→ Instructions to follow
Every line of the records must be repeated exactly; pictures stay out.

======== Data records ========

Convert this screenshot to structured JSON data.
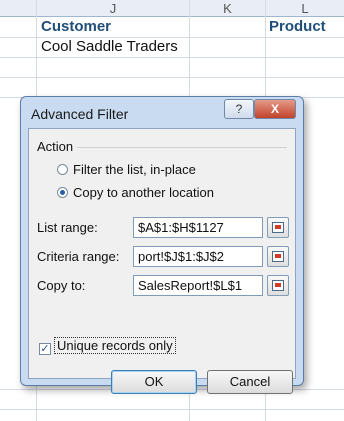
{
  "sheet": {
    "columns": [
      "J",
      "K",
      "L"
    ],
    "cells": {
      "j2": "Customer",
      "l2": "Product",
      "j3": "Cool Saddle Traders"
    }
  },
  "dialog": {
    "title": "Advanced Filter",
    "help_label": "?",
    "close_label": "X",
    "action_group": "Action",
    "radio_filter": "Filter the list, in-place",
    "radio_copy": "Copy to another location",
    "selected_action": "Copy to another location",
    "list_range_label": "List range:",
    "list_range_value": "$A$1:$H$1127",
    "criteria_range_label": "Criteria range:",
    "criteria_range_value": "port!$J$1:$J$2",
    "copy_to_label": "Copy to:",
    "copy_to_value": "SalesReport!$L$1",
    "unique_label": "Unique records only",
    "unique_checked": true,
    "ok_label": "OK",
    "cancel_label": "Cancel",
    "ref_button_icon": "collapse-dialog-icon"
  }
}
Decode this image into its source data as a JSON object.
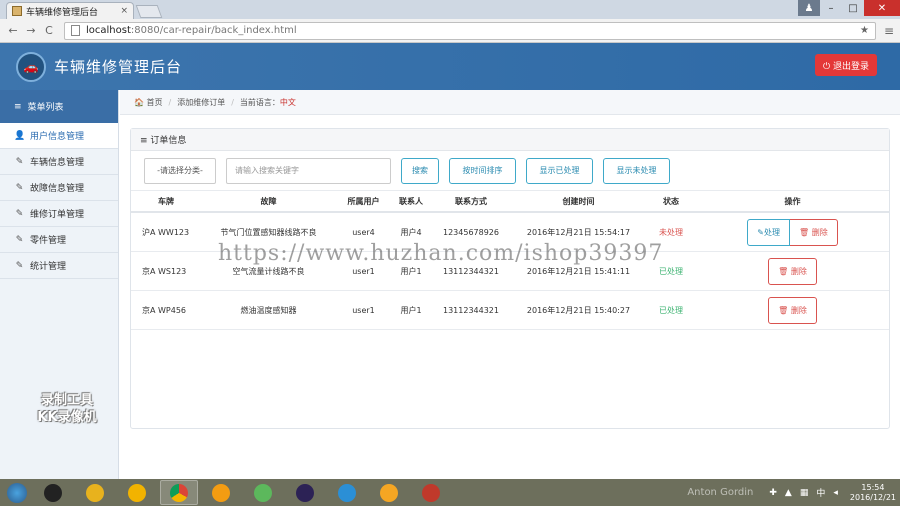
{
  "browser": {
    "tab_title": "车辆维修管理后台",
    "tab_close": "×",
    "url_host": "localhost",
    "url_rest": ":8080/car-repair/back_index.html",
    "back": "←",
    "forward": "→",
    "reload": "C",
    "omnibox_right": "★",
    "menu": "≡",
    "win_user": "♟",
    "win_min": "–",
    "win_max": "□",
    "win_close": "✕"
  },
  "header": {
    "logo_glyph": "🚗",
    "title": "车辆维修管理后台",
    "logout_label": "⏻ 退出登录"
  },
  "sidebar": {
    "head_label": "菜单列表",
    "head_icon": "≡",
    "items": [
      {
        "label": "用户信息管理",
        "icon": "👤"
      },
      {
        "label": "车辆信息管理",
        "icon": "✎"
      },
      {
        "label": "故障信息管理",
        "icon": "✎"
      },
      {
        "label": "维修订单管理",
        "icon": "✎"
      },
      {
        "label": "零件管理",
        "icon": "✎"
      },
      {
        "label": "统计管理",
        "icon": "✎"
      }
    ],
    "recorder_line1": "录制工具",
    "recorder_line2": "KK录像机"
  },
  "breadcrumb": {
    "home": "🏠 首页",
    "sep": "/",
    "page": "添加维修订单",
    "lang_prefix": "当前语言：",
    "lang_value": "中文"
  },
  "panel": {
    "title": "≡ 订单信息",
    "select_placeholder": "-请选择分类-",
    "search_placeholder": "请输入搜索关键字",
    "btn_search": "搜索",
    "btn_sort_time": "按时间排序",
    "btn_show_done": "显示已处理",
    "btn_show_pending": "显示未处理"
  },
  "table": {
    "headers": [
      "车牌",
      "故障",
      "所属用户",
      "联系人",
      "联系方式",
      "创建时间",
      "状态",
      "操作"
    ],
    "rows": [
      {
        "plate": "沪A WW123",
        "fault": "节气门位置感知器线路不良",
        "user": "user4",
        "contact": "用户4",
        "phone": "12345678926",
        "created": "2016年12月21日 15:54:17",
        "status": "未处理",
        "status_type": "pending"
      },
      {
        "plate": "京A WS123",
        "fault": "空气流量计线路不良",
        "user": "user1",
        "contact": "用户1",
        "phone": "13112344321",
        "created": "2016年12月21日 15:41:11",
        "status": "已处理",
        "status_type": "done"
      },
      {
        "plate": "京A WP456",
        "fault": "燃油温度感知器",
        "user": "user1",
        "contact": "用户1",
        "phone": "13112344321",
        "created": "2016年12月21日 15:40:27",
        "status": "已处理",
        "status_type": "done"
      }
    ],
    "btn_process": "✎处理",
    "btn_delete": "🗑 删除"
  },
  "watermark": "https://www.huzhan.com/ishop39397",
  "taskbar": {
    "tray_ghost": "Anton Gordin",
    "tray_lang": "中",
    "time": "15:54",
    "date": "2016/12/21"
  },
  "colors": {
    "header_blue": "#2e6aa6",
    "logout_red": "#e43838",
    "info_blue": "#3fa9c9",
    "danger_red": "#d9534f",
    "done_green": "#3cb371"
  }
}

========

→ Task response
Convert this screenshot to structured JSON data.
{
  "sheet": {
    "columns": [
      "J",
      "K",
      "L"
    ],
    "cells": {
      "j2": "Customer",
      "l2": "Product",
      "j3": "Cool Saddle Traders"
    }
  },
  "dialog": {
    "title": "Advanced Filter",
    "help_label": "?",
    "close_label": "X",
    "action_group": "Action",
    "radio_filter": "Filter the list, in-place",
    "radio_copy": "Copy to another location",
    "selected_action": "Copy to another location",
    "list_range_label": "List range:",
    "list_range_value": "$A$1:$H$1127",
    "criteria_range_label": "Criteria range:",
    "criteria_range_value": "port!$J$1:$J$2",
    "copy_to_label": "Copy to:",
    "copy_to_value": "SalesReport!$L$1",
    "unique_label": "Unique records only",
    "unique_checked": true,
    "ok_label": "OK",
    "cancel_label": "Cancel",
    "ref_button_icon": "collapse-dialog-icon"
  }
}
Decode this image into its source data as a JSON object.
{
  "browser": {
    "tab_title": "车辆维修管理后台",
    "tab_close": "×",
    "url_host": "localhost",
    "url_rest": ":8080/car-repair/back_index.html",
    "back": "←",
    "forward": "→",
    "reload": "C",
    "omnibox_right": "★",
    "menu": "≡",
    "win_user": "♟",
    "win_min": "–",
    "win_max": "□",
    "win_close": "✕"
  },
  "header": {
    "logo_glyph": "🚗",
    "title": "车辆维修管理后台",
    "logout_label": "⏻ 退出登录"
  },
  "sidebar": {
    "head_label": "菜单列表",
    "head_icon": "≡",
    "items": [
      {
        "label": "用户信息管理",
        "icon": "👤"
      },
      {
        "label": "车辆信息管理",
        "icon": "✎"
      },
      {
        "label": "故障信息管理",
        "icon": "✎"
      },
      {
        "label": "维修订单管理",
        "icon": "✎"
      },
      {
        "label": "零件管理",
        "icon": "✎"
      },
      {
        "label": "统计管理",
        "icon": "✎"
      }
    ],
    "recorder_line1": "录制工具",
    "recorder_line2": "KK录像机"
  },
  "breadcrumb": {
    "home": "🏠 首页",
    "sep": "/",
    "page": "添加维修订单",
    "lang_prefix": "当前语言：",
    "lang_value": "中文"
  },
  "panel": {
    "title": "≡ 订单信息",
    "select_placeholder": "-请选择分类-",
    "search_placeholder": "请输入搜索关键字",
    "btn_search": "搜索",
    "btn_sort_time": "按时间排序",
    "btn_show_done": "显示已处理",
    "btn_show_pending": "显示未处理"
  },
  "table": {
    "headers": [
      "车牌",
      "故障",
      "所属用户",
      "联系人",
      "联系方式",
      "创建时间",
      "状态",
      "操作"
    ],
    "rows": [
      {
        "plate": "沪A WW123",
        "fault": "节气门位置感知器线路不良",
        "user": "user4",
        "contact": "用户4",
        "phone": "12345678926",
        "created": "2016年12月21日 15:54:17",
        "status": "未处理",
        "status_type": "pending"
      },
      {
        "plate": "京A WS123",
        "fault": "空气流量计线路不良",
        "user": "user1",
        "contact": "用户1",
        "phone": "13112344321",
        "created": "2016年12月21日 15:41:11",
        "status": "已处理",
        "status_type": "done"
      },
      {
        "plate": "京A WP456",
        "fault": "燃油温度感知器",
        "user": "user1",
        "contact": "用户1",
        "phone": "13112344321",
        "created": "2016年12月21日 15:40:27",
        "status": "已处理",
        "status_type": "done"
      }
    ],
    "btn_process": "✎处理",
    "btn_delete": "🗑 删除"
  },
  "watermark": "https://www.huzhan.com/ishop39397",
  "taskbar": {
    "tray_ghost": "Anton Gordin",
    "tray_lang": "中",
    "time": "15:54",
    "date": "2016/12/21"
  },
  "colors": {
    "header_blue": "#2e6aa6",
    "logout_red": "#e43838",
    "info_blue": "#3fa9c9",
    "danger_red": "#d9534f",
    "done_green": "#3cb371"
  }
}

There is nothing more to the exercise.